* TASK OBJECTIVE: Each line of data below is to be returned exactly, leaving out any picture.

[Data about app and page elements]
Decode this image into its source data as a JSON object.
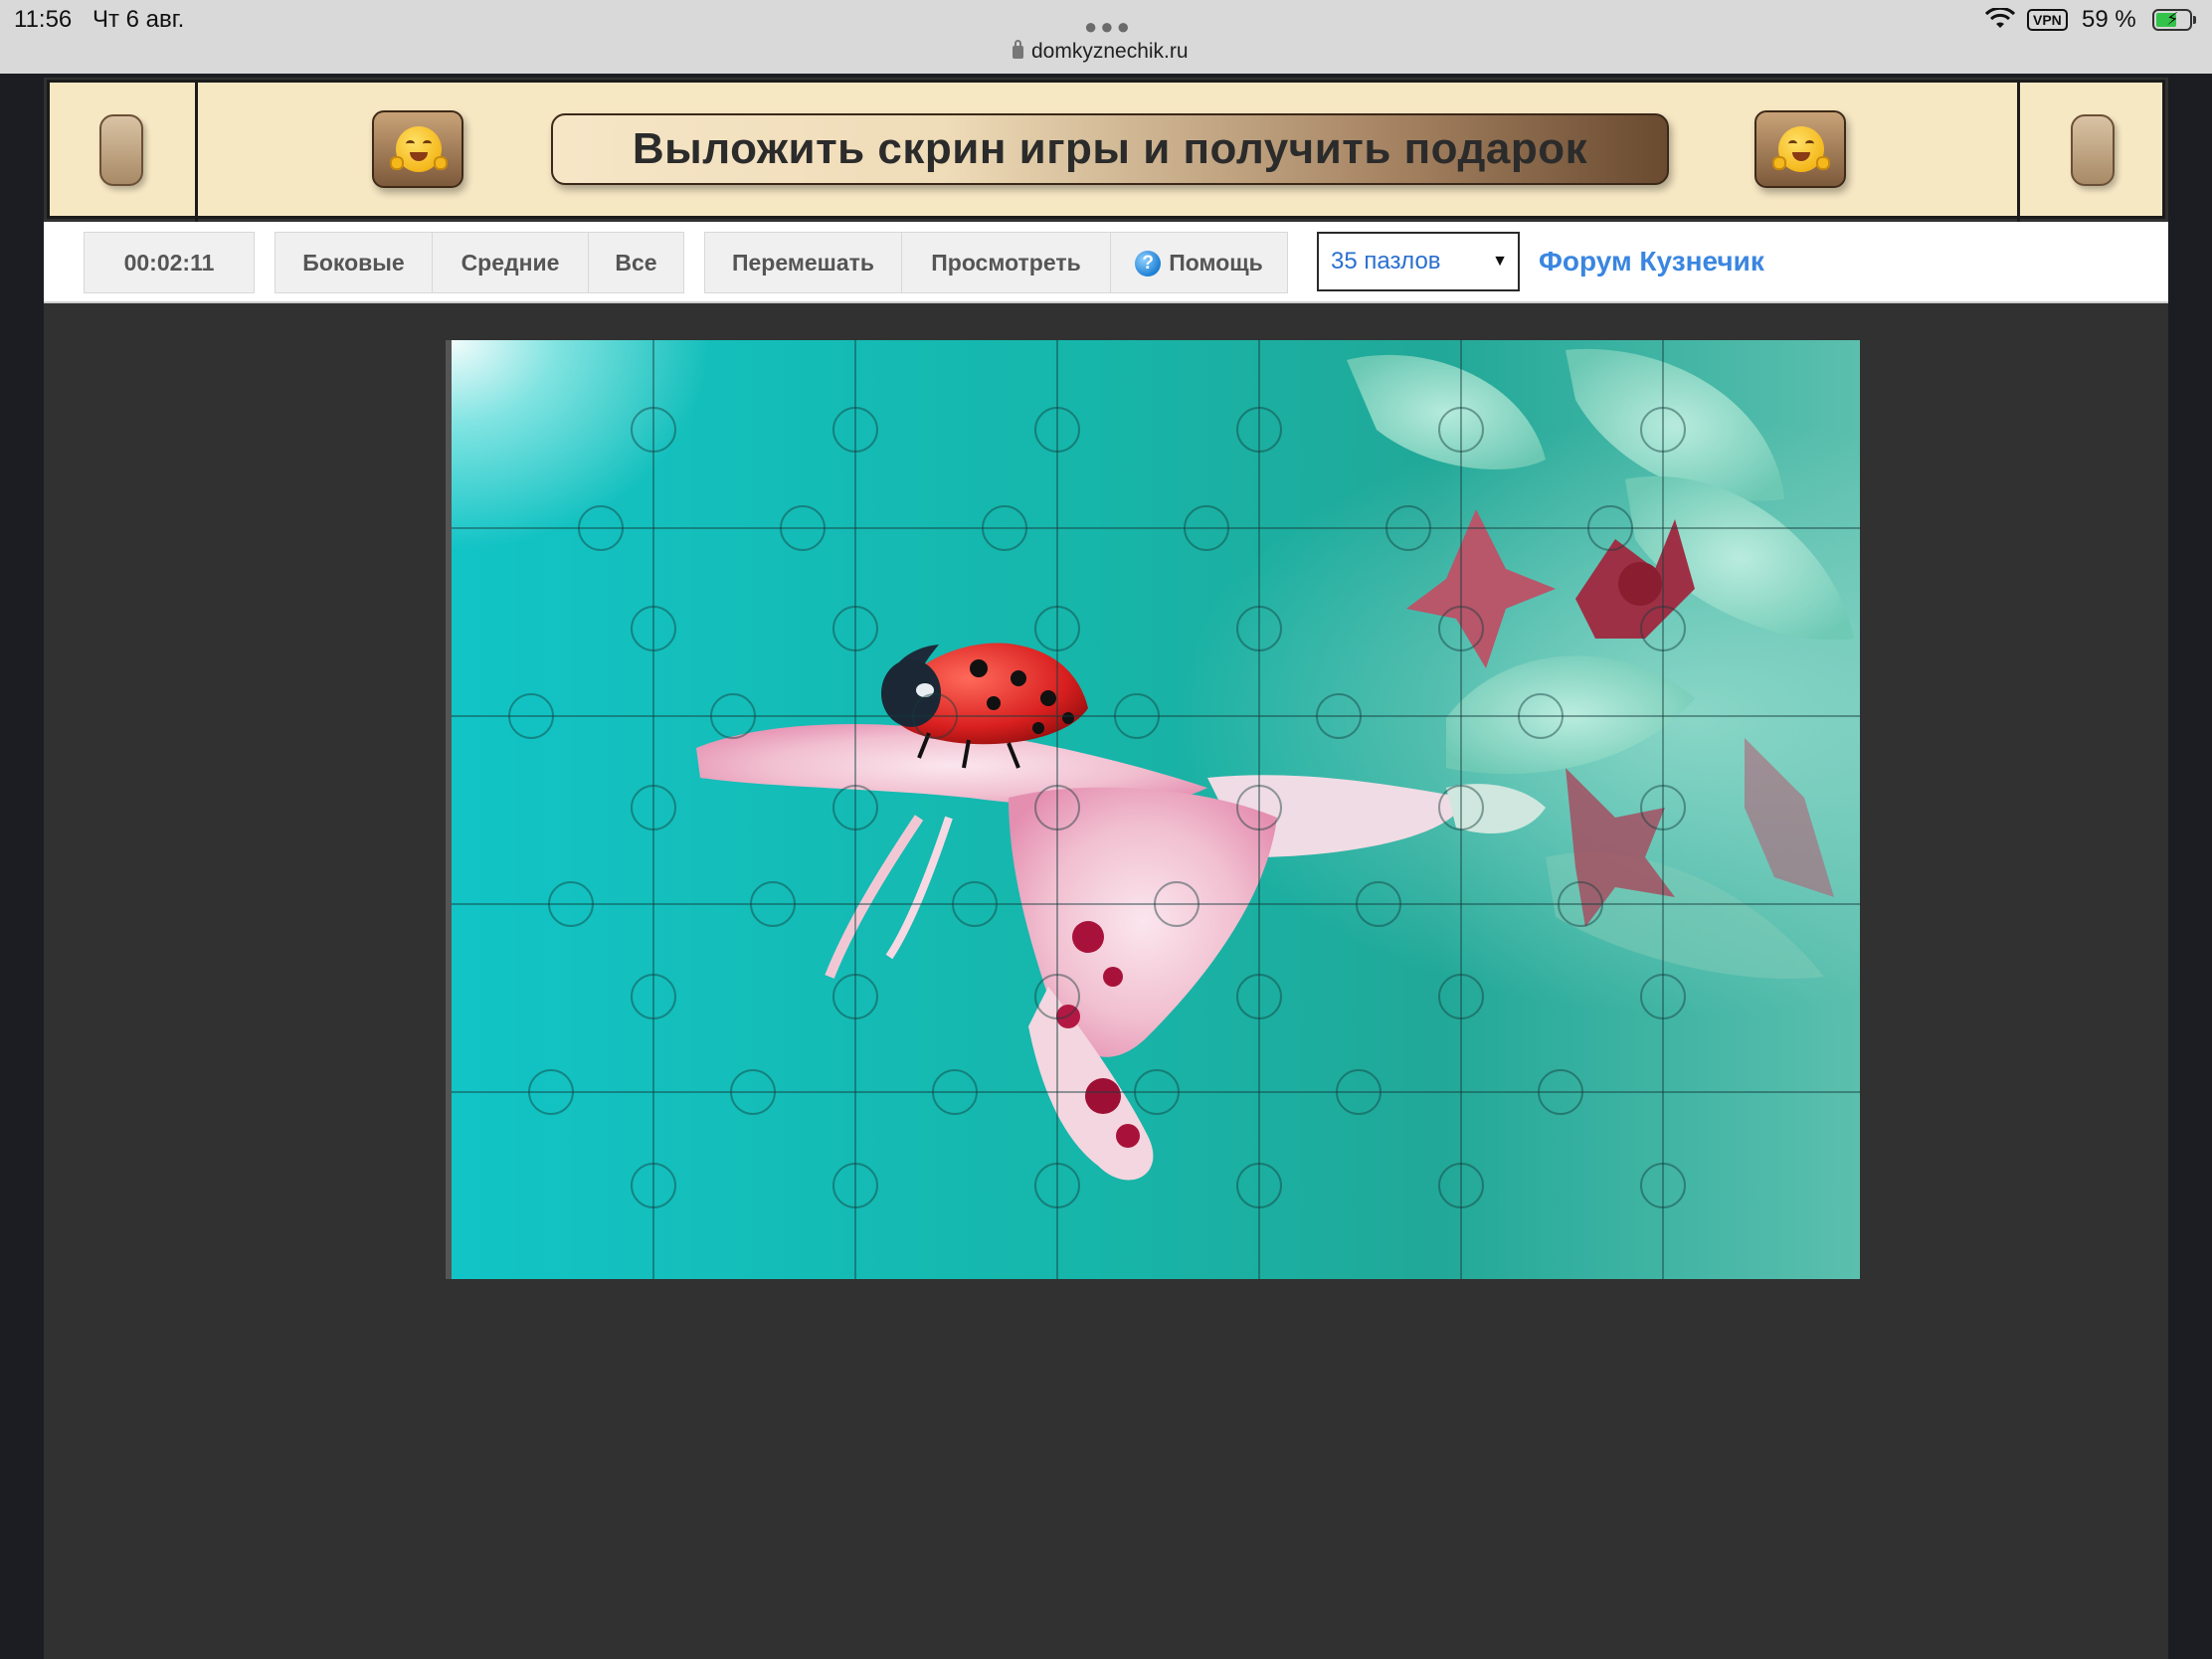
{
  "status_bar": {
    "time": "11:56",
    "date": "Чт 6 авг.",
    "url": "domkyznechik.ru",
    "vpn": "VPN",
    "battery": "59 %"
  },
  "banner": {
    "promo_label": "Выложить скрин игры и получить подарок",
    "emoji": "hugging-face"
  },
  "toolbar": {
    "timer": "00:02:11",
    "filter_buttons": [
      "Боковые",
      "Средние",
      "Все"
    ],
    "action_buttons": [
      "Перемешать",
      "Просмотреть"
    ],
    "help_label": "Помощь",
    "pieces_select": "35 пазлов",
    "forum_link": "Форум Кузнечик"
  },
  "puzzle": {
    "columns": 7,
    "rows": 5,
    "subject": "ladybug on a pink flower, teal background"
  },
  "colors": {
    "banner_bg": "#f7e8c4",
    "page_bg": "#313131",
    "link": "#3a86e0",
    "ladybug": "#e02a2a",
    "teal": "#16b6aa"
  }
}
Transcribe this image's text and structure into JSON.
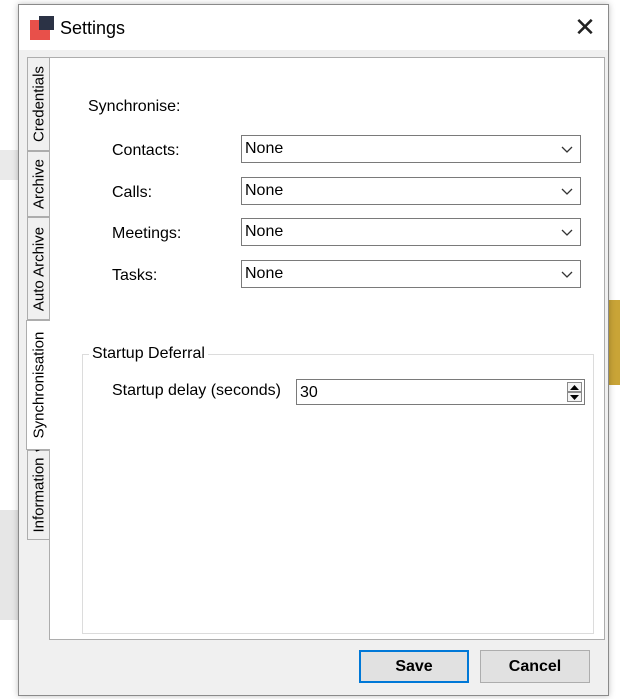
{
  "window": {
    "title": "Settings",
    "close_glyph": "✕"
  },
  "tabs": [
    {
      "label": "Credentials",
      "active": false
    },
    {
      "label": "Archive",
      "active": false
    },
    {
      "label": "Auto Archive",
      "active": false
    },
    {
      "label": "Synchronisation",
      "active": true
    },
    {
      "label": "Information",
      "active": false
    }
  ],
  "sync": {
    "heading": "Synchronise:",
    "rows": [
      {
        "label": "Contacts:",
        "value": "None"
      },
      {
        "label": "Calls:",
        "value": "None"
      },
      {
        "label": "Meetings:",
        "value": "None"
      },
      {
        "label": "Tasks:",
        "value": "None"
      }
    ]
  },
  "startup": {
    "group_title": "Startup Deferral",
    "delay_label": "Startup delay (seconds)",
    "delay_value": "30"
  },
  "buttons": {
    "save": "Save",
    "cancel": "Cancel"
  },
  "colors": {
    "accent": "#0078d7",
    "app_icon_red": "#e8504a",
    "app_icon_dark": "#2b3245"
  }
}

* EXERCISE OUTPUT:
Decode this image into its source data as a JSON object.
{
  "status_bar": {
    "time": "11:56",
    "date": "Чт 6 авг.",
    "url": "domkyznechik.ru",
    "vpn": "VPN",
    "battery": "59 %"
  },
  "banner": {
    "promo_label": "Выложить скрин игры и получить подарок",
    "emoji": "hugging-face"
  },
  "toolbar": {
    "timer": "00:02:11",
    "filter_buttons": [
      "Боковые",
      "Средние",
      "Все"
    ],
    "action_buttons": [
      "Перемешать",
      "Просмотреть"
    ],
    "help_label": "Помощь",
    "pieces_select": "35 пазлов",
    "forum_link": "Форум Кузнечик"
  },
  "puzzle": {
    "columns": 7,
    "rows": 5,
    "subject": "ladybug on a pink flower, teal background"
  },
  "colors": {
    "banner_bg": "#f7e8c4",
    "page_bg": "#313131",
    "link": "#3a86e0",
    "ladybug": "#e02a2a",
    "teal": "#16b6aa"
  }
}
Transcribe this image's text and structure into JSON.
{
  "window": {
    "title": "Settings",
    "close_glyph": "✕"
  },
  "tabs": [
    {
      "label": "Credentials",
      "active": false
    },
    {
      "label": "Archive",
      "active": false
    },
    {
      "label": "Auto Archive",
      "active": false
    },
    {
      "label": "Synchronisation",
      "active": true
    },
    {
      "label": "Information",
      "active": false
    }
  ],
  "sync": {
    "heading": "Synchronise:",
    "rows": [
      {
        "label": "Contacts:",
        "value": "None"
      },
      {
        "label": "Calls:",
        "value": "None"
      },
      {
        "label": "Meetings:",
        "value": "None"
      },
      {
        "label": "Tasks:",
        "value": "None"
      }
    ]
  },
  "startup": {
    "group_title": "Startup Deferral",
    "delay_label": "Startup delay (seconds)",
    "delay_value": "30"
  },
  "buttons": {
    "save": "Save",
    "cancel": "Cancel"
  },
  "colors": {
    "accent": "#0078d7",
    "app_icon_red": "#e8504a",
    "app_icon_dark": "#2b3245"
  }
}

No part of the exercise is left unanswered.